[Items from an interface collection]
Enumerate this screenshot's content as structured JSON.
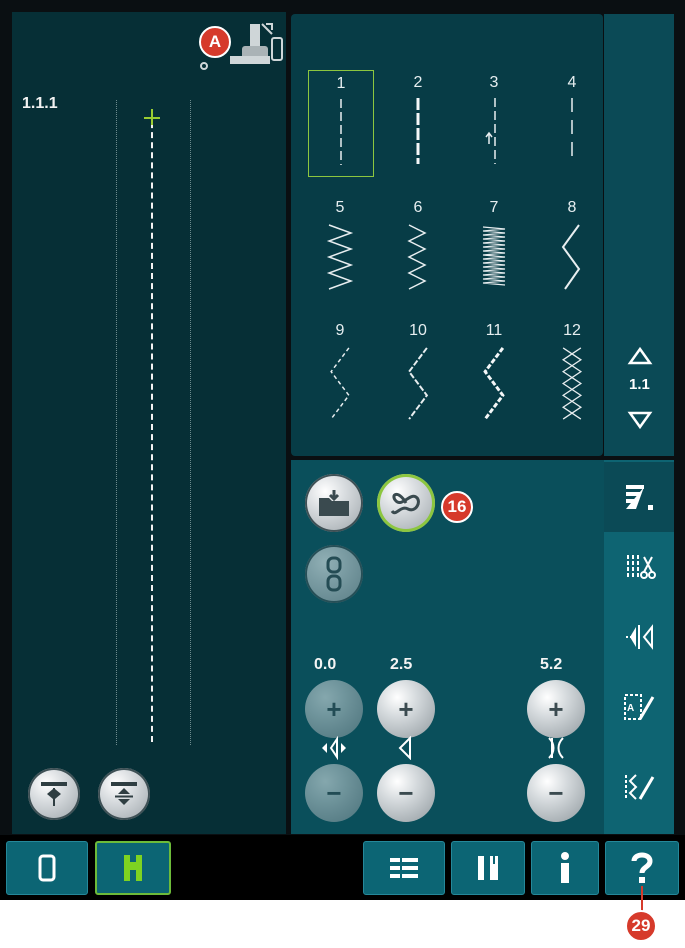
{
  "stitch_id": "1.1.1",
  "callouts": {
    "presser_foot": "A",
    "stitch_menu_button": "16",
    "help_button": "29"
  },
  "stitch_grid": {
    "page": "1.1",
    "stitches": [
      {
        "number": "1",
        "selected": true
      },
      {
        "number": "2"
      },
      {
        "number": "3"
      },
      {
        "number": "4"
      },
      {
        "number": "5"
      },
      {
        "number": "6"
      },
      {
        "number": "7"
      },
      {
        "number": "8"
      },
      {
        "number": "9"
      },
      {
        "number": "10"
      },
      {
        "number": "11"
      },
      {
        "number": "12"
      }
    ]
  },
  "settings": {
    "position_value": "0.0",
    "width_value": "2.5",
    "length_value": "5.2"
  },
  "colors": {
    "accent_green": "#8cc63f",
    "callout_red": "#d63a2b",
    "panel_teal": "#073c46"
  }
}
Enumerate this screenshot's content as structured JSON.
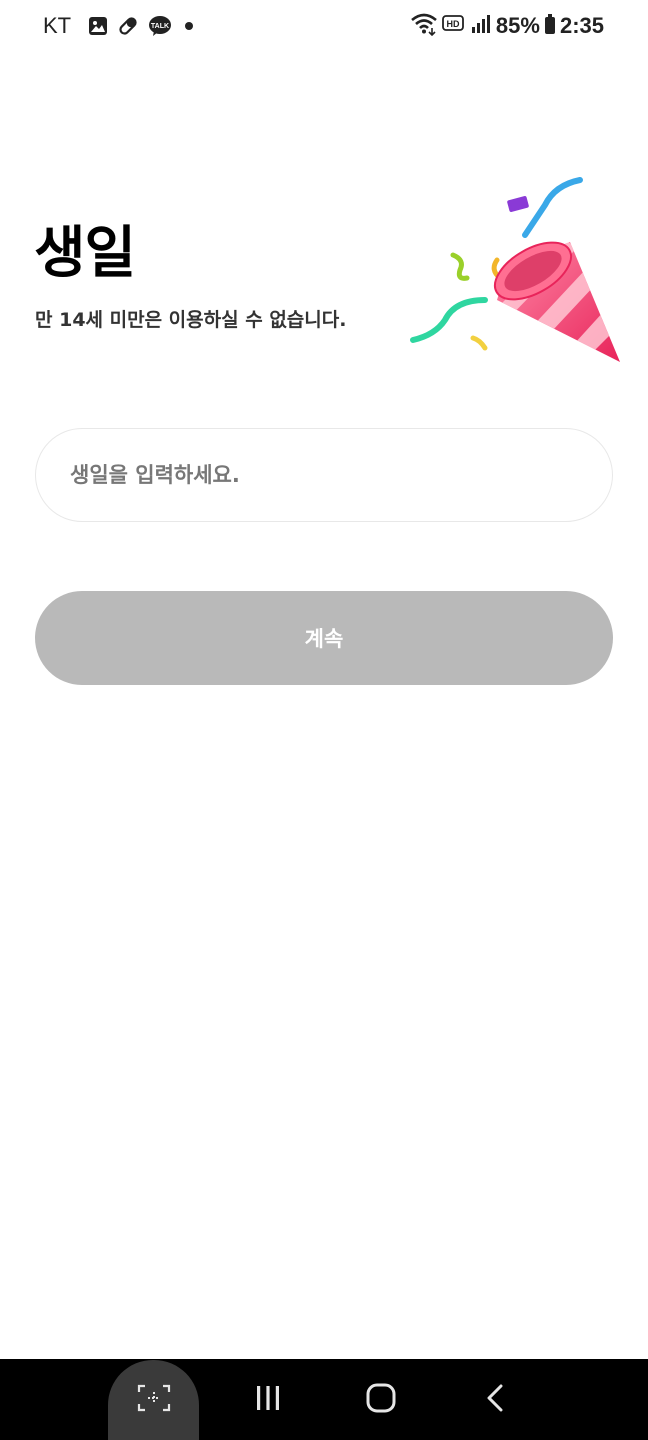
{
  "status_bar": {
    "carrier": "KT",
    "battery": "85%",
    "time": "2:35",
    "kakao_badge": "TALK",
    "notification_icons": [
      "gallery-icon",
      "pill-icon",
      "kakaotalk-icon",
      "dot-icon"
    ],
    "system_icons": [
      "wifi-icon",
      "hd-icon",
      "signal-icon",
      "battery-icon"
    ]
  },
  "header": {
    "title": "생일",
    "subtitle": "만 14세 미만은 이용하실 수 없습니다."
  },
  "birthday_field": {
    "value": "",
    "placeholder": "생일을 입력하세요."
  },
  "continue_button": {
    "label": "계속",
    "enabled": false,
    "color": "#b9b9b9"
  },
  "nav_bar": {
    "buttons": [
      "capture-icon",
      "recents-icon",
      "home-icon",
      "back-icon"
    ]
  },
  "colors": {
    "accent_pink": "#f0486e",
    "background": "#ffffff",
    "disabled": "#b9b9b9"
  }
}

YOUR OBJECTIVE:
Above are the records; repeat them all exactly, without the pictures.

TASK SOLUTION:
Enumerate this screenshot's content as structured JSON.
{
  "stitch_id": "1.1.1",
  "callouts": {
    "presser_foot": "A",
    "stitch_menu_button": "16",
    "help_button": "29"
  },
  "stitch_grid": {
    "page": "1.1",
    "stitches": [
      {
        "number": "1",
        "selected": true
      },
      {
        "number": "2"
      },
      {
        "number": "3"
      },
      {
        "number": "4"
      },
      {
        "number": "5"
      },
      {
        "number": "6"
      },
      {
        "number": "7"
      },
      {
        "number": "8"
      },
      {
        "number": "9"
      },
      {
        "number": "10"
      },
      {
        "number": "11"
      },
      {
        "number": "12"
      }
    ]
  },
  "settings": {
    "position_value": "0.0",
    "width_value": "2.5",
    "length_value": "5.2"
  },
  "colors": {
    "accent_green": "#8cc63f",
    "callout_red": "#d63a2b",
    "panel_teal": "#073c46"
  }
}
Enumerate this screenshot's content as structured JSON.
{
  "status_bar": {
    "carrier": "KT",
    "battery": "85%",
    "time": "2:35",
    "kakao_badge": "TALK",
    "notification_icons": [
      "gallery-icon",
      "pill-icon",
      "kakaotalk-icon",
      "dot-icon"
    ],
    "system_icons": [
      "wifi-icon",
      "hd-icon",
      "signal-icon",
      "battery-icon"
    ]
  },
  "header": {
    "title": "생일",
    "subtitle": "만 14세 미만은 이용하실 수 없습니다."
  },
  "birthday_field": {
    "value": "",
    "placeholder": "생일을 입력하세요."
  },
  "continue_button": {
    "label": "계속",
    "enabled": false,
    "color": "#b9b9b9"
  },
  "nav_bar": {
    "buttons": [
      "capture-icon",
      "recents-icon",
      "home-icon",
      "back-icon"
    ]
  },
  "colors": {
    "accent_pink": "#f0486e",
    "background": "#ffffff",
    "disabled": "#b9b9b9"
  }
}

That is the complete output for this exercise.